I’ll Be Small for Christmas

Children today are raised with dreams of greatness. Cultural affirmations of our limitless potential, well-intentioned, have not produced a generation of over-achievers, but have indeed brought forth hordes of great dreams. This is nothing new in American culture. We are the world’s longest sustained pep-talk. Ronald Reagan loved to quote the 1945 Johnny Mercer hit: You’ve got to accentuate the positive Eliminate the negative Latch on to the affirmative Don’t mess with…

Making Known the Mystery

Recent conversations on the blog have revolved around the word “mystery” and the notion of a “literal” or “plain” meaning of the Scriptures. This reprint might be of interest. The trouble with reading Scripture is that almost everybody thinks they can do it. This idea is rooted in the assumptions of Protestant thought: only if the meaning of Scripture is fairly obvious and more or less objective can it serve as a…

The Translation of the Faith

There is an Italian proverb: Traduttore, traditore. It means, “translator, traitor.” It is the observation that no matter how hard one might try, the translation of one language into another is never more than approximate: there can be no “literal” translation. Every language is, within itself, a universe of relationships between words. There are shades of meaning and associations that simply cannot be moved into another language. When we study a new…

A Secular Kingdom…Where Christmas Never Comes

  Two people are working at a soup kitchen, feeding the poor. One of them is a Christian, the other an atheist. The Christian is doing what he does out of obedience to Christ, in order to serve Christ “in the least of these my brethren.” The atheist is doing what he does because he thinks that generosity is a good thing and that the world would be a better place if…

Care for the Soul

This article first appeared in 2015. It seems very apropos to our present moment. Glory to God for all things. I do not understand Zombies. When I was a child, Zombie movies were virtually non-existent. The word referred to something like a Golem in Jewish thought – a creature without a soul. It is properly a frightening thing – for that which we think of as the soul, is also the seat…

Of Kings and Things and What Matters

On October 25, 1415 (St. Crispin’s Day), the army of King Henry V of England engaged the army of Charles VI of France at Agincourt, in Northern France. The battle was famously depicted in Shakespeare’s Henry V. Estimates say that as many as 10,000 Frenchmen died, while as few as 112 Englishmen perished (the numbers reported vary somewhat). Henry’s speech before the battle is classic: And Crispin Crispian shall ne’er go by,…

Getting Saved on Star Trek

Movies have a way of mirroring reality. They are cultural products, even if written by a single person. Our creative mind is formed and shaped in the reality we live. With that in mind, I have been thinking about the guys who wear red shirts on Star Trek episodes. In popular lore, they are the ones who are expendable. They show up in a single episode, maybe beam down to a planet’s…

The Cross and the One Ring of Power
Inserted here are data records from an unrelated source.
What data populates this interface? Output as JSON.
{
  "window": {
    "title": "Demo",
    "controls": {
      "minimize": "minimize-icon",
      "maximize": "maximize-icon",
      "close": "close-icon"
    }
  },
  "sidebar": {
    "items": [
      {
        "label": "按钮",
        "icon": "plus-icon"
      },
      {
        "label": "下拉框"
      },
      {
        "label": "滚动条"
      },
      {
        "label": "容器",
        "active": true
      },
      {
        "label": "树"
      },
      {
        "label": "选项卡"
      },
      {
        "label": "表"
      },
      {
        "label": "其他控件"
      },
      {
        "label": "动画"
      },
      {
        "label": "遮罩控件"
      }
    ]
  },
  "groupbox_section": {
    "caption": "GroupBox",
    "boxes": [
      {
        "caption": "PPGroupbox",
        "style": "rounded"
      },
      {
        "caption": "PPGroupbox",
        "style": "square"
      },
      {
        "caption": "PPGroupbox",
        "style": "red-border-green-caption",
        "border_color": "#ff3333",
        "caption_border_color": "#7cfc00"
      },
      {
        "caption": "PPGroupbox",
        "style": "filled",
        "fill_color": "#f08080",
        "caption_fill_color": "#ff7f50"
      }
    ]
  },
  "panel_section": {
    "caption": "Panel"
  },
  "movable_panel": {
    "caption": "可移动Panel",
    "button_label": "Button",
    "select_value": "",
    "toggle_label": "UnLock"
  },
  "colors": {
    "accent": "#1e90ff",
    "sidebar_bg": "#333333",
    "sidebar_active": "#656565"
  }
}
The greatest trial surrounding the One Ring of Power in Tolkien’s novels, was the temptation to use it. No one (except for Sauron himself) seemed to think that they would do anything but good with the Ring. The Ring would protect Gondor; the Ring would bring order to the world (Saruman). And though it was indeed occasionally used to escape Trolls or to get friends out of Elfin prisons, every use drew…

Be True to Yourself

I recall the excitement that I felt every year as a child and as a teenager as the signs of summer’s end came. Looming ahead was the beginning of a new school year. It never felt like a return to what I had known the year before, but as an opportunity for something new. In my teen years, the secret something new that felt exciting was a “new” me. Of course, that…

Literalism and Another Word

There are many who speak about literalism and see it where it does not exist. The trees of modern theories and habits hide the forest of ancient understanding and use of texts. It is necessary to back away from details and look at a larger context to see what we are actually seeing. In cultural terms, it is possible to say that no one was a “literalist” until the modern period. In…